Only the count is wanted here: how many lines of the entries hold the string "title"?

Top of EXERCISE MATERIALS

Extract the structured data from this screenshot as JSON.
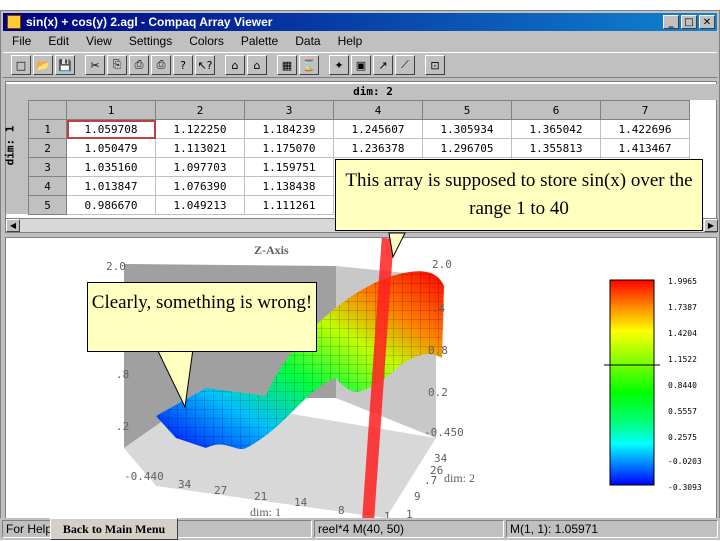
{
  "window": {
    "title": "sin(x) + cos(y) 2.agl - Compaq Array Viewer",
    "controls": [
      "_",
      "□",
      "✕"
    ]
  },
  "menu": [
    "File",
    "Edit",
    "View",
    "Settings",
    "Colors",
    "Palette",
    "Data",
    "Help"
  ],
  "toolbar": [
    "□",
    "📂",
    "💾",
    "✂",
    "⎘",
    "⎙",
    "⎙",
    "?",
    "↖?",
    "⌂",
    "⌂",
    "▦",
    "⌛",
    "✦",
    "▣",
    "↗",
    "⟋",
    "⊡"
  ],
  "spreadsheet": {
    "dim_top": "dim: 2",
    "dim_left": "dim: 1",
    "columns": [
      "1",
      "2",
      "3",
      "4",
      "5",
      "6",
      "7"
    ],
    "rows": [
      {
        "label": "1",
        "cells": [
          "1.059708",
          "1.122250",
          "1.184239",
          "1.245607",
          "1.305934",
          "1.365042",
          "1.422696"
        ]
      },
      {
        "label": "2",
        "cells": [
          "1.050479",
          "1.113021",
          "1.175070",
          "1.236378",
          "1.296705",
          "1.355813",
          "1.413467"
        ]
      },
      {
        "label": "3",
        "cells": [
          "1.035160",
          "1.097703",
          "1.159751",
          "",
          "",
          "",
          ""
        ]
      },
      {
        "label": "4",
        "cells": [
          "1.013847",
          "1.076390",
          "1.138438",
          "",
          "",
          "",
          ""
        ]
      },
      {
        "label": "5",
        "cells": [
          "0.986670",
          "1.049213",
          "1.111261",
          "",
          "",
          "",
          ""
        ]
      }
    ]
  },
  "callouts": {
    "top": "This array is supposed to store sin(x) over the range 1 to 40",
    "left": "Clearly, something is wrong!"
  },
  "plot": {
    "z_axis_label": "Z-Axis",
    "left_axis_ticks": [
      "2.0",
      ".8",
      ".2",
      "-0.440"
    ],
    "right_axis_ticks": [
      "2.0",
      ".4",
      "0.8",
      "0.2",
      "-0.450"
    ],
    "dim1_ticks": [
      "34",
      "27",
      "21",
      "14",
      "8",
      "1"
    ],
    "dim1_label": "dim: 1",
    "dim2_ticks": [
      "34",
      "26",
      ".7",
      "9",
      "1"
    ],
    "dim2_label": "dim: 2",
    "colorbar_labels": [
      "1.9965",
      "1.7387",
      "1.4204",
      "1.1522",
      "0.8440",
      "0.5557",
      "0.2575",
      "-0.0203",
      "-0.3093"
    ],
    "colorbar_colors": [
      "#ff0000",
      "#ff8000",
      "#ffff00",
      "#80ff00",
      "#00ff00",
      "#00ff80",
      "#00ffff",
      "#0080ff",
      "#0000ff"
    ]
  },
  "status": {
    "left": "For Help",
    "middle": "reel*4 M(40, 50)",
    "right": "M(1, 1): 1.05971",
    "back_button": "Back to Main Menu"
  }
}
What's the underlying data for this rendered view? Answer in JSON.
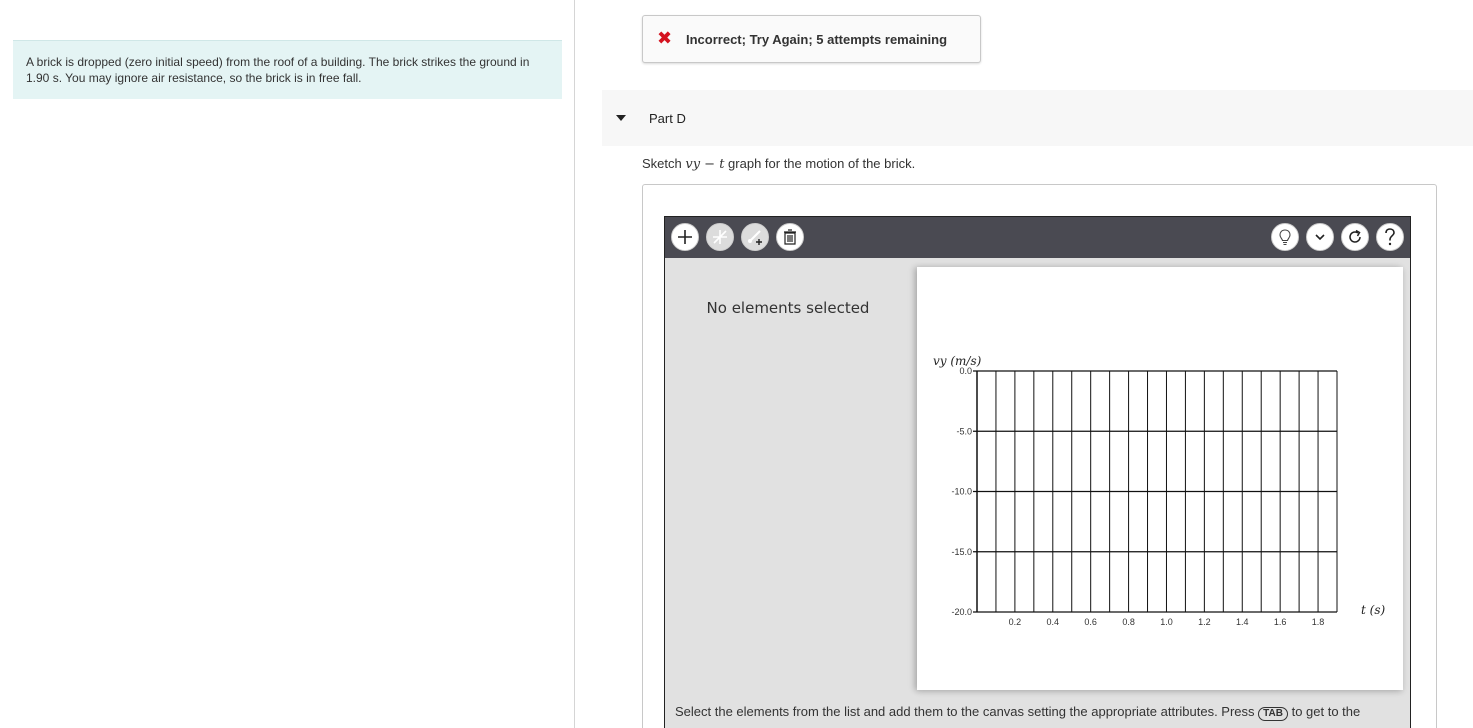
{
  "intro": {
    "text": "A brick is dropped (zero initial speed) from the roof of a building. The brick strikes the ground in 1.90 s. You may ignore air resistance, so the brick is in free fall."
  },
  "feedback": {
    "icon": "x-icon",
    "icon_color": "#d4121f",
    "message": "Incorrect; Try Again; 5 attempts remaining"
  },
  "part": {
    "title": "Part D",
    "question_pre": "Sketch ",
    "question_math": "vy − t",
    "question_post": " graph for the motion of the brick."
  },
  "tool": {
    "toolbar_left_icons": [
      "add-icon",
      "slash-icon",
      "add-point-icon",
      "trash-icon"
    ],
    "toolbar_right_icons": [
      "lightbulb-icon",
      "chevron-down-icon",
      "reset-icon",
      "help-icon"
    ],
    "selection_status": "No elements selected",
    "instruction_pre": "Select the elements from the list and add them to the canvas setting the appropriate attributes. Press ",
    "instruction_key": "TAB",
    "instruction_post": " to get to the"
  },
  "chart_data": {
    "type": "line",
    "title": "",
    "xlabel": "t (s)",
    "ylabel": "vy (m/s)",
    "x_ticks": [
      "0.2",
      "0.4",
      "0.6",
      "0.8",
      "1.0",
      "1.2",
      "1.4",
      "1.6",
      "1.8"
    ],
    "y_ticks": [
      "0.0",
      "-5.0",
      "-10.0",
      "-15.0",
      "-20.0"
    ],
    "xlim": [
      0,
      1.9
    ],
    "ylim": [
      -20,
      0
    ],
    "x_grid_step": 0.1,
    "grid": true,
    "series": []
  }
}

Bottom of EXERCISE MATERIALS
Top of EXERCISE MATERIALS

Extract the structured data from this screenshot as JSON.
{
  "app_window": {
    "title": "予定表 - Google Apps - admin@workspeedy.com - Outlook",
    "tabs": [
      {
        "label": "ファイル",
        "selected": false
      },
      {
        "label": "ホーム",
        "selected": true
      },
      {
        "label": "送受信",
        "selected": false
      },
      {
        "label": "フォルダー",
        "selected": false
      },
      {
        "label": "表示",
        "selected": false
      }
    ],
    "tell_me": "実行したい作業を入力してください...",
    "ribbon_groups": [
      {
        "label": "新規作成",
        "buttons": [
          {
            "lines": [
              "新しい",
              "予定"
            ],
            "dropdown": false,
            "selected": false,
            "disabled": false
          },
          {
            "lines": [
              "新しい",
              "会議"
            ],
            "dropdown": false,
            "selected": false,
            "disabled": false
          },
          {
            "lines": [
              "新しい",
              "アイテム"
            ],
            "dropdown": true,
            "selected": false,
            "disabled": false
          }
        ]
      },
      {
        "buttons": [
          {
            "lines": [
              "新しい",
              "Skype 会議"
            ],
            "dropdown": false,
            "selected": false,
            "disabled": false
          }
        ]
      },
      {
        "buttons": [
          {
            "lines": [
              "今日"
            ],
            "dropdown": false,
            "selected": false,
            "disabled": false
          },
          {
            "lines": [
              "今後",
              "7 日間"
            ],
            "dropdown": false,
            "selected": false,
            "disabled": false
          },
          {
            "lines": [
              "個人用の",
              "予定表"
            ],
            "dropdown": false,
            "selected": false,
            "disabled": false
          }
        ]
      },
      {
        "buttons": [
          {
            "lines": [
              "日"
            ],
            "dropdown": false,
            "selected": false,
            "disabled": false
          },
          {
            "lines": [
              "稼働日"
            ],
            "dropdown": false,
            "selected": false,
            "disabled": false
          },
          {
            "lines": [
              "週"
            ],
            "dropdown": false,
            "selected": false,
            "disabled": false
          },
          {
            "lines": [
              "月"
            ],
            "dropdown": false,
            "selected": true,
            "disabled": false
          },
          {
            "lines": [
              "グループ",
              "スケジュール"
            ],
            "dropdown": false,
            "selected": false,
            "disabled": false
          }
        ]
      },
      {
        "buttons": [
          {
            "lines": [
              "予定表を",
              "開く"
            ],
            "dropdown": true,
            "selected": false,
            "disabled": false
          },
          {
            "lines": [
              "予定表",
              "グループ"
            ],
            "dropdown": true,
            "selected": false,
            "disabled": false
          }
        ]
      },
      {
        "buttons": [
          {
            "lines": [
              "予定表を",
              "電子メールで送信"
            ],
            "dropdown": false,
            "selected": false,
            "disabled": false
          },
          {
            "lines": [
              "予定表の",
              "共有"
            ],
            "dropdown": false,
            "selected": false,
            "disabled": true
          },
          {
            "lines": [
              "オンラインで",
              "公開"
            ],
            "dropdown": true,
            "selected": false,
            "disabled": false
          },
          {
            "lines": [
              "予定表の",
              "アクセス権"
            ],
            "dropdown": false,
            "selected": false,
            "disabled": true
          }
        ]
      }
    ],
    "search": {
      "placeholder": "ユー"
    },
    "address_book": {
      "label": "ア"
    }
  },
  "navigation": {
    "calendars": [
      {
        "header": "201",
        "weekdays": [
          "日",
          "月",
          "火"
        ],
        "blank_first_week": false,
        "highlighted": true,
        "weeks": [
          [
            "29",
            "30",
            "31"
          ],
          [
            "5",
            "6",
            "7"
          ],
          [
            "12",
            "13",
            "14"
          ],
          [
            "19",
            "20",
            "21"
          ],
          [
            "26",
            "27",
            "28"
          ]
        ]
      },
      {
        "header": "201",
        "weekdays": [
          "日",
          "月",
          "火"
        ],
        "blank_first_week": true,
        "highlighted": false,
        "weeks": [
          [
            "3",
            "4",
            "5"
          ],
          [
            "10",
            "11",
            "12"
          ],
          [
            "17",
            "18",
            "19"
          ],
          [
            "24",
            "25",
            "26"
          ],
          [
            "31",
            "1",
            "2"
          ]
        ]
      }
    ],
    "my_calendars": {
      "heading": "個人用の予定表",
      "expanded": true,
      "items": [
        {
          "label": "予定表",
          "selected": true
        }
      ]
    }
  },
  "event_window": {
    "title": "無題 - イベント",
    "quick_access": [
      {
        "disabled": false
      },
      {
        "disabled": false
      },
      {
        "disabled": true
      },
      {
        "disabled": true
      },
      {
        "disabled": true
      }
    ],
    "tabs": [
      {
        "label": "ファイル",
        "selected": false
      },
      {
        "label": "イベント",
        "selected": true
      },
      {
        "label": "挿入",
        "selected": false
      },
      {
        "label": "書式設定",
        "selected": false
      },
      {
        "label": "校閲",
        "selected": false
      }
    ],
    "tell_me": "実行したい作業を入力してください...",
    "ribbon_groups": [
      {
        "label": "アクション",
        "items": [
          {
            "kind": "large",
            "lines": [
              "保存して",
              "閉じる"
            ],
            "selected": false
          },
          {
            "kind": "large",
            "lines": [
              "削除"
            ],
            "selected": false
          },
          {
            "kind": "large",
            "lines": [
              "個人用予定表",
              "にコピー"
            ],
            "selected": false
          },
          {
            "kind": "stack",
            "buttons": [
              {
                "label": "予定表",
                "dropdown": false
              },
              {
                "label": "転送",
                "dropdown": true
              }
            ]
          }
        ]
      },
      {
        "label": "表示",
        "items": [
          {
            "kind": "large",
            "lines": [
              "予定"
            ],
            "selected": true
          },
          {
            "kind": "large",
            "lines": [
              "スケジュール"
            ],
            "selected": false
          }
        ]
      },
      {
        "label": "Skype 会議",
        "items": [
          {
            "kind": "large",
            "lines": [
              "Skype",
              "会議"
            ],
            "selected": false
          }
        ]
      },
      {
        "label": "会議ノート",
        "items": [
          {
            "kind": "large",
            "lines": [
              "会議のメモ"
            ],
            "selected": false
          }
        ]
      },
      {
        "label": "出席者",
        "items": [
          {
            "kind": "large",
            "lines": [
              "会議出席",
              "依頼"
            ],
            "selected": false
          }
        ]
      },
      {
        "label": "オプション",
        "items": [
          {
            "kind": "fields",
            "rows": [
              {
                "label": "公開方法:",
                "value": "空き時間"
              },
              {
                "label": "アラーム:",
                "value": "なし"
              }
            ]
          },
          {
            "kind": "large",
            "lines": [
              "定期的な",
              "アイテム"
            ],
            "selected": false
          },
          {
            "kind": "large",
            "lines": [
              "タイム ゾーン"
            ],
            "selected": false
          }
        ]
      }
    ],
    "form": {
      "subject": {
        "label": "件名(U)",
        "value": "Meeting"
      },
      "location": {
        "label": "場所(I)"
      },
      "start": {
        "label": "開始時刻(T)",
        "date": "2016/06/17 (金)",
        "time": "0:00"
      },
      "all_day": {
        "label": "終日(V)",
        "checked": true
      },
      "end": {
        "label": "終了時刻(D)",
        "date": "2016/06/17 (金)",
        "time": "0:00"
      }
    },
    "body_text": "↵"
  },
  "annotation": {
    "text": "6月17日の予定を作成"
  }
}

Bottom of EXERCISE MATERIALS

## OUTPUT FOR THIS TASK
5